This essay highlights the influential role played by epistemological nativism in the disciplining of tradition in modern China. Chinese epistemological nativism is the view that the articulation and development of China's intellectual heritage must draw exclusively on the paradigms and norms of so-called indigenous/local or China-based perspectives. Two case studies are presented to reveal some of the conundrums that confront the disciplining of tradition in modern China: Chinese philosophy and guoxue or National Studies. These case studies also provide an opportunity to reflect on the implications this has for tradition's place in Chinese modernity.
In the case of the discipline of Chinese philosophy the role of epistemological nativism is evident in widespread calls to return Chinese philosophy to some pristine form, predating its encounter with “Western” philosophy; and in the continued refusal to acknowledge and engage the intellectual diversity of the traditions that contribute to Chinese philosophy's composite identity. To illustrate this latter claim, I focus on the prominent example of Buddhist philosophy and its Indian roots.
As for the second case study, National Studies has been revived as a discipline, marked as distinct from all other disciplines, because of claims that it represents a holistic body of learning. National Studies' connection with various traditions of premodern learning is premised on the romantic conceit that these traditions of premodern learning somehow constituted a holistic, even organic, body of learning.
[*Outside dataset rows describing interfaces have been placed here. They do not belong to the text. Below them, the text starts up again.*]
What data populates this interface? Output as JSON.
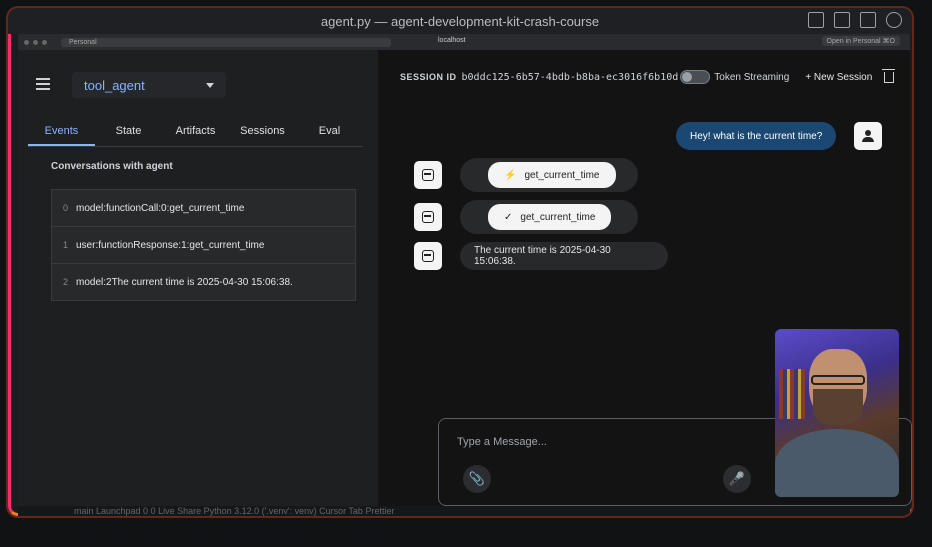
{
  "window": {
    "title": "agent.py — agent-development-kit-crash-course"
  },
  "browser": {
    "tab_label": "Personal",
    "url": "localhost",
    "open_in": "Open in Personal ⌘O"
  },
  "sidebar": {
    "agent_name": "tool_agent",
    "tabs": [
      "Events",
      "State",
      "Artifacts",
      "Sessions",
      "Eval"
    ],
    "conversations_title": "Conversations with agent",
    "events": [
      {
        "index": "0",
        "text": "model:functionCall:0:get_current_time"
      },
      {
        "index": "1",
        "text": "user:functionResponse:1:get_current_time"
      },
      {
        "index": "2",
        "text": "model:2The current time is 2025-04-30 15:06:38."
      }
    ]
  },
  "session": {
    "label": "SESSION ID",
    "id": "b0ddc125-6b57-4bdb-b8ba-ec3016f6b10d",
    "streaming_label": "Token Streaming",
    "new_session_label": "+ New Session"
  },
  "chat": {
    "user_message": "Hey! what is the current time?",
    "tool_call": {
      "icon": "⚡",
      "name": "get_current_time"
    },
    "tool_response": {
      "icon": "✓",
      "name": "get_current_time"
    },
    "bot_reply": "The current time is 2025-04-30 15:06:38."
  },
  "input": {
    "placeholder": "Type a Message..."
  },
  "status_bar": {
    "text": "main   Launchpad   0   0   Live Share   Python   3.12.0 ('.venv': venv)   Cursor Tab   Prettier"
  },
  "colors": {
    "accent": "#8ab4f8",
    "user_bubble": "#1a4872",
    "background": "#131314"
  }
}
The conundrum for contemporary guoxue protagonists, who present guoxue as a holistic body of learning, is that the stronger the claim made that guoxue warrants disciplinary status—and hence to be subjected to disciplinary subdivision—the weaker the case that guoxue is a holistic body of learning. This situation is further exacerbated by the fact that guoxue is an invented tradition.